  6. Chris MacDonald on


    The questions you pose are good ones, too. But I disagree with your initial premise. Businesses are made up, in part of people — but they’re not just aggregations of people, they’re structured entities with policies, procedures, etc.

    So, I wonder whether the scale of business structures matters — which perhaps isn’t that far from your question about what conditions “encourage or discourage ethical behavior.”


  7. m on

    yes you can say both small and big businesses are made up of people, but might big business feel protected by their status as a large corporation and the fact their ethics are not immediately tied to a single person? I like small businesses because I like feeling that it is a relationship with a “real person” offering a service that they are putting their name on. I guess I’m guilty of assuming big business would too easily have “mob mentality”

  8. Alice C. Linsley on

    You describe my experiences with small versus big companies very well. Big doesn’t automatically mean unethical, but it almost always means impersonal and when I’m no longer a person… well, that’s when my talents, ideas and needs no longer matter.

  9. Paul Abbott on

    Interesting topic – so much so that I am doing a PhD looking at factors that motivate small firms to act responsibly/sustainably. One reason for chosing small firms is that you usually avoind the agency problem – where owner managers can take ethical decisions without conflicting duties to “absentee owners”. Perhaps this feature of small firm governance can make them in general more ethical?

  10. Chris MacDonald on


    Thanks for your comment.
    Of course, to avoid agency problems entirely, the firm has to be very small — and (as I’ve argued elsewhere) very small firms are likely to have other sorts of problems (e.g., very few small firms will ever have the ability Walmart has to track where everything it sells comes from, how it was produced, etc.)



  11. MARIANNE on
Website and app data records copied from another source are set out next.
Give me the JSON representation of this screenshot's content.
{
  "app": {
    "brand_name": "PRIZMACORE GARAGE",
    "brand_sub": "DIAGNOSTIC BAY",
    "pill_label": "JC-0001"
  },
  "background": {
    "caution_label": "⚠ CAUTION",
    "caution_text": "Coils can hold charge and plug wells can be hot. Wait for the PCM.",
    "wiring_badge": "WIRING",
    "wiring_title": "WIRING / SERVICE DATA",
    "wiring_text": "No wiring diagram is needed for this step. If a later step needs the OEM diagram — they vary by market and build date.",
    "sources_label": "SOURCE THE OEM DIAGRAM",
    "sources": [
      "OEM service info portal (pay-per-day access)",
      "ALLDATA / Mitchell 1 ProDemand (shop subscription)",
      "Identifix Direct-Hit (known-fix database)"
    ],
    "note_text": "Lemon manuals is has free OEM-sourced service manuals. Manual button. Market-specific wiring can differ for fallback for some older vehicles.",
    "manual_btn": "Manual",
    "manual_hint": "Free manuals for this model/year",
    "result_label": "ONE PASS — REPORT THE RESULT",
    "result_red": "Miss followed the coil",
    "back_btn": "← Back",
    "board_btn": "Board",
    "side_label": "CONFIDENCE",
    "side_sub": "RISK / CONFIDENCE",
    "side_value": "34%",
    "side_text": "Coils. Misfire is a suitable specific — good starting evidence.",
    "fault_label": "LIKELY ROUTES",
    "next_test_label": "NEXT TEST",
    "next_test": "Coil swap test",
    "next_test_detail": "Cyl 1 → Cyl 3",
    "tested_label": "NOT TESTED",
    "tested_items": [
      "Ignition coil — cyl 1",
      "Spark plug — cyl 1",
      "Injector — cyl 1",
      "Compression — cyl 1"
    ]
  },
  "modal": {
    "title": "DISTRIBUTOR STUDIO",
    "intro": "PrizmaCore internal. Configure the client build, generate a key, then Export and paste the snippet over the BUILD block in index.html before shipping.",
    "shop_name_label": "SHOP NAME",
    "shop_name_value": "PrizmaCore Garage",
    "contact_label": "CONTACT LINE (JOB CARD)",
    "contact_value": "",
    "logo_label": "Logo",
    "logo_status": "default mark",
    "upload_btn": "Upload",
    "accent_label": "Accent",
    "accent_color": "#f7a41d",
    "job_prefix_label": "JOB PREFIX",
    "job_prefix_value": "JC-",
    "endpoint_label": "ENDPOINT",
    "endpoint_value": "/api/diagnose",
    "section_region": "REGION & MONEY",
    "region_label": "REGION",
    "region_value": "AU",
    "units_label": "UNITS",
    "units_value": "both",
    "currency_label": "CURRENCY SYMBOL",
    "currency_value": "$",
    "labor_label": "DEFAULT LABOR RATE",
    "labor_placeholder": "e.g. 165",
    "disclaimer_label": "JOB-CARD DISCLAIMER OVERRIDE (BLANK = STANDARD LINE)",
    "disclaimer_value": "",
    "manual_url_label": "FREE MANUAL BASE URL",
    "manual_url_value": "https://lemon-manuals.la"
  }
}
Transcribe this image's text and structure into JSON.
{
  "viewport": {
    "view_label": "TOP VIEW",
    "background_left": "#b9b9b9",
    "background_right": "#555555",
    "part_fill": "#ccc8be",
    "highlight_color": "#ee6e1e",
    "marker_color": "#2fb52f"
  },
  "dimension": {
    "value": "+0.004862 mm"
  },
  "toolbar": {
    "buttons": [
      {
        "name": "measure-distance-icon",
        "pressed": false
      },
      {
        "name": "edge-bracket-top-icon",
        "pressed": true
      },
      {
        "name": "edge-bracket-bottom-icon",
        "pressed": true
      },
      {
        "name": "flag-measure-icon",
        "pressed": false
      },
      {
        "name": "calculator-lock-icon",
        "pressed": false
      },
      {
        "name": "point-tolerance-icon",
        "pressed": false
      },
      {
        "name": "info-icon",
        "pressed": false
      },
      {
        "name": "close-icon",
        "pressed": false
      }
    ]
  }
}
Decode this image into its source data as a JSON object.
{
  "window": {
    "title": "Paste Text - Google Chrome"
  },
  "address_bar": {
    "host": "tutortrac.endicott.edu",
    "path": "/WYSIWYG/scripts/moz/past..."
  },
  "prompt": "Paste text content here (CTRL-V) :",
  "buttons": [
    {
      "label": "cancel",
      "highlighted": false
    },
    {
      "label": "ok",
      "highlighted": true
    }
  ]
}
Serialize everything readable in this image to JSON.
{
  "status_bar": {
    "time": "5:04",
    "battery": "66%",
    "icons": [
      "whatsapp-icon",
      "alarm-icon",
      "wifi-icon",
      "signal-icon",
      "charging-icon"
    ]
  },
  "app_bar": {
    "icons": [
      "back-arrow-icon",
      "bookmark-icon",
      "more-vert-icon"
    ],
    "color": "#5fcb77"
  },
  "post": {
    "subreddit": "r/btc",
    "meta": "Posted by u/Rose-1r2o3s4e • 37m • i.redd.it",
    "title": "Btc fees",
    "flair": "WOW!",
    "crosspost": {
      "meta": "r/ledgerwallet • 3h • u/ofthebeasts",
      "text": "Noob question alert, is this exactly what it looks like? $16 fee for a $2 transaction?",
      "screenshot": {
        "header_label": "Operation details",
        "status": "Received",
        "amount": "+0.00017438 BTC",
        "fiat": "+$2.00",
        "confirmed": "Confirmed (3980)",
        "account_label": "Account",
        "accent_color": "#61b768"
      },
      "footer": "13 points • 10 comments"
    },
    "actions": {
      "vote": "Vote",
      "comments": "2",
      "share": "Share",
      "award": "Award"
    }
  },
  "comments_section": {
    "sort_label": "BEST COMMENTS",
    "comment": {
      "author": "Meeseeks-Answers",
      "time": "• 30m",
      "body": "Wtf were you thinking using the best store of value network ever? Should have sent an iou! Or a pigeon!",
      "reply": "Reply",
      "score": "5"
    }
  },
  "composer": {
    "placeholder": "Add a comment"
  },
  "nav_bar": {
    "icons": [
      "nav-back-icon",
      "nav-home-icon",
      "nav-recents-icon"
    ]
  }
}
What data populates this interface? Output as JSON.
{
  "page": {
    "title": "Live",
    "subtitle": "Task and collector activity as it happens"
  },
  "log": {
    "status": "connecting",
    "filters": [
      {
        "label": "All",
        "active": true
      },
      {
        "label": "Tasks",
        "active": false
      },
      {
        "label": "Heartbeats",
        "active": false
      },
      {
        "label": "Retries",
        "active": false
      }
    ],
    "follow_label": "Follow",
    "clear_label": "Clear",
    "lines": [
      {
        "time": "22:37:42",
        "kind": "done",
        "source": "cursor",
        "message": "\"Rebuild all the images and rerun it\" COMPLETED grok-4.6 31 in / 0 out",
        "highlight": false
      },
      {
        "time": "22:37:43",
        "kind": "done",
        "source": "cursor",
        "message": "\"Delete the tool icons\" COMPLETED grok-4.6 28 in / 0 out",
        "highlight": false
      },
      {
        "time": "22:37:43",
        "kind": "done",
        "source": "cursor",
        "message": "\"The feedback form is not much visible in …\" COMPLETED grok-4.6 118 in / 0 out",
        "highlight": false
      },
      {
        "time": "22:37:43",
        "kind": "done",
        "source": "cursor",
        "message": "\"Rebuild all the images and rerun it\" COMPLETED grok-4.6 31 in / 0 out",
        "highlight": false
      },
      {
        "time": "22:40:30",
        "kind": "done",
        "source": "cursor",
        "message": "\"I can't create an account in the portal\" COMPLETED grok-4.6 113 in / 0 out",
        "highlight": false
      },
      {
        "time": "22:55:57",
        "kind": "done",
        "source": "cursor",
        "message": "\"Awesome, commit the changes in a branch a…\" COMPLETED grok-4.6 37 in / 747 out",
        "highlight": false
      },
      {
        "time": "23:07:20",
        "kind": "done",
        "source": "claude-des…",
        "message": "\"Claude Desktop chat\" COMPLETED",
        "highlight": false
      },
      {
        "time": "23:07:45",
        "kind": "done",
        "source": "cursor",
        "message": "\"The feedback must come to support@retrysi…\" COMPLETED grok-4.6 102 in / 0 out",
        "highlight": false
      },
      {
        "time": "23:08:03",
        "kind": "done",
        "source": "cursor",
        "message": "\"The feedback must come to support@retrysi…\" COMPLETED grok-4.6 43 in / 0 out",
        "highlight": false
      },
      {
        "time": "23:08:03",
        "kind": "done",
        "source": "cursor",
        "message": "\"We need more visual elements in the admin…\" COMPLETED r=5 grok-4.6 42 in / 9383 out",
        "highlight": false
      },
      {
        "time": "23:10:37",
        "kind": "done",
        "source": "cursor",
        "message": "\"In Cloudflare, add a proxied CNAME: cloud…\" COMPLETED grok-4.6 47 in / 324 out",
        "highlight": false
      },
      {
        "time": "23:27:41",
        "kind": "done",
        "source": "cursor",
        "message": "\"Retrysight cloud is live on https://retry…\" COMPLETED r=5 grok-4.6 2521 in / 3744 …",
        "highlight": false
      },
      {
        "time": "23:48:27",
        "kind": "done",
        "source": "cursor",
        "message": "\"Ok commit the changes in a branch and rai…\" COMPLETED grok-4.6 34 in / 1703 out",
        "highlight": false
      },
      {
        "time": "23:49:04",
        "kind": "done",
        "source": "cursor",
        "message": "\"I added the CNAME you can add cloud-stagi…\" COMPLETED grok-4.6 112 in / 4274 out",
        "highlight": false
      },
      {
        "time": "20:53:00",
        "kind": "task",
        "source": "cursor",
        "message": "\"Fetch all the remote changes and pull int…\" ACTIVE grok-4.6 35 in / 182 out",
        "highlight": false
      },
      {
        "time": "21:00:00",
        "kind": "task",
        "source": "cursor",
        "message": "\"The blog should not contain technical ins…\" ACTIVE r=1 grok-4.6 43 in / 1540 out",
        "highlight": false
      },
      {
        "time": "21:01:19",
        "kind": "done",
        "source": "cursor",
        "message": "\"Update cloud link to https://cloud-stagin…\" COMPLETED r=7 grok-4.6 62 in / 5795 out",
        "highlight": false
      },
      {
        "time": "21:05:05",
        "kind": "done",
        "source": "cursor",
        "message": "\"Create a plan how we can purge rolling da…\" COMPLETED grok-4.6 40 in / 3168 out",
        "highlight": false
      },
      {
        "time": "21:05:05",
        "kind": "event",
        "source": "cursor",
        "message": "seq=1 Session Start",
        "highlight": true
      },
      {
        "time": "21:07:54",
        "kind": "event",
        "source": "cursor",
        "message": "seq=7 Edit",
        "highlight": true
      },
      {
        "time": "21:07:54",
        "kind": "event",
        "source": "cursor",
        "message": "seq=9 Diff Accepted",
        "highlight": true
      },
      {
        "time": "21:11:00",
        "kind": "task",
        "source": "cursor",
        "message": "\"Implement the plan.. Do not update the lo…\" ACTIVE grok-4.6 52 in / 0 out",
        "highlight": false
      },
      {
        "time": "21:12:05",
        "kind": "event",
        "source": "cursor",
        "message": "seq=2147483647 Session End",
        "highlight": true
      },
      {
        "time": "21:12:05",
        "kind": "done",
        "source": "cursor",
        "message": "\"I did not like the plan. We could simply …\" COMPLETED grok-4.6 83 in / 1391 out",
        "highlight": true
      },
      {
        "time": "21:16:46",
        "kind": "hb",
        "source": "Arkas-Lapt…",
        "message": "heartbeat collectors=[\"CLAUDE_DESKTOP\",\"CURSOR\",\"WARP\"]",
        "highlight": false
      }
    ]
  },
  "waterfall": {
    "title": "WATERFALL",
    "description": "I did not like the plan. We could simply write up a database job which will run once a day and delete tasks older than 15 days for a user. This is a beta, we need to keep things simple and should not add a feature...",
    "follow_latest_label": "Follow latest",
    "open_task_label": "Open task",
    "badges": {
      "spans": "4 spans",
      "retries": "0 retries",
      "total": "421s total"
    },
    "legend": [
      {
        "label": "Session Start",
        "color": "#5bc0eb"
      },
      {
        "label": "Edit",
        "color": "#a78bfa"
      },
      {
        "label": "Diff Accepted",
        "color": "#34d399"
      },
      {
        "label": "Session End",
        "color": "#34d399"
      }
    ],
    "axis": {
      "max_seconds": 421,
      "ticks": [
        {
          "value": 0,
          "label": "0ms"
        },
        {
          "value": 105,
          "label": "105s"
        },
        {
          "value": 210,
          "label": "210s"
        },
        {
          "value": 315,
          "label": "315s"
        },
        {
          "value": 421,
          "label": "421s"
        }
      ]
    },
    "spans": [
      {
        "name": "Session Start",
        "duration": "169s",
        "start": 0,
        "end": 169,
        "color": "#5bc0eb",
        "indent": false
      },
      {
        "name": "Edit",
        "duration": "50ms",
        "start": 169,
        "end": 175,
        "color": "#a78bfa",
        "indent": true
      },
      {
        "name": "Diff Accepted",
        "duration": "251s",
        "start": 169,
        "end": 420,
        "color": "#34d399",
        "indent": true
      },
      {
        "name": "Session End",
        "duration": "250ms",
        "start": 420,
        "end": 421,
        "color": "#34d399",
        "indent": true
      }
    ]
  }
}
    I am a female owner of a small business. I may be biased. I agree that all business are made up of people. However, large businesses are very impersonal. Good small businesses are more apt to have that ethical personal touch. Presently there is a large business attacking a small business that has been in existence for 24 years. The situation is where a Gieco agent (Nickerson) decides it is going to move across the street to attack a small business by unethically contacting the landlord (Darrell Ross, CEO of Ross Simons) to move into the same building that the small agency has been in for 24 years. This is a tactic for the Geico agent to steal business from the small agent in order to have quicker growth. This is typical of two big entities not caring about small business owners who have been loyal tenants. So you see large Businesses are much more ruthless and unethical. I understand that this is just one situation, but this happens everyday. Very unfortunate!

Leave a Reply to Paul Abbott Cancel reply

Fill in your details below or click an icon to log in: Logo

You are commenting using your account. Log Out /  Change )

Facebook photo

You are commenting using your Facebook account. Log Out /  Change )

Connecting to %s

%d bloggers like this: